RECORDS PROVIDED
§

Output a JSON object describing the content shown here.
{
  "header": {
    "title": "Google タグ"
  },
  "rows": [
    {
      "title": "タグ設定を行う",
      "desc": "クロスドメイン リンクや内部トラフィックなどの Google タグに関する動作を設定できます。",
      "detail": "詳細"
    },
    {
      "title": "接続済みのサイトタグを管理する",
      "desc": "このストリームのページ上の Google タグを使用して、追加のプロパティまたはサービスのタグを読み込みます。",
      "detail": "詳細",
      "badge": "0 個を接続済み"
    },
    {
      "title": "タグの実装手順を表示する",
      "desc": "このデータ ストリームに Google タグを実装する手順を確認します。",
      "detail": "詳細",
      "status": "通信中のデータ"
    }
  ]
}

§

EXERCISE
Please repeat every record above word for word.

RESULT
Output a JSON object describing the content shown here.
{
  "header": {
    "title": "Google タグ"
  },
  "rows": [
    {
      "title": "タグ設定を行う",
      "desc": "クロスドメイン リンクや内部トラフィックなどの Google タグに関する動作を設定できます。",
      "detail": "詳細"
    },
    {
      "title": "接続済みのサイトタグを管理する",
      "desc": "このストリームのページ上の Google タグを使用して、追加のプロパティまたはサービスのタグを読み込みます。",
      "detail": "詳細",
      "badge": "0 個を接続済み"
    },
    {
      "title": "タグの実装手順を表示する",
      "desc": "このデータ ストリームに Google タグを実装する手順を確認します。",
      "detail": "詳細",
      "status": "通信中のデータ"
    }
  ]
}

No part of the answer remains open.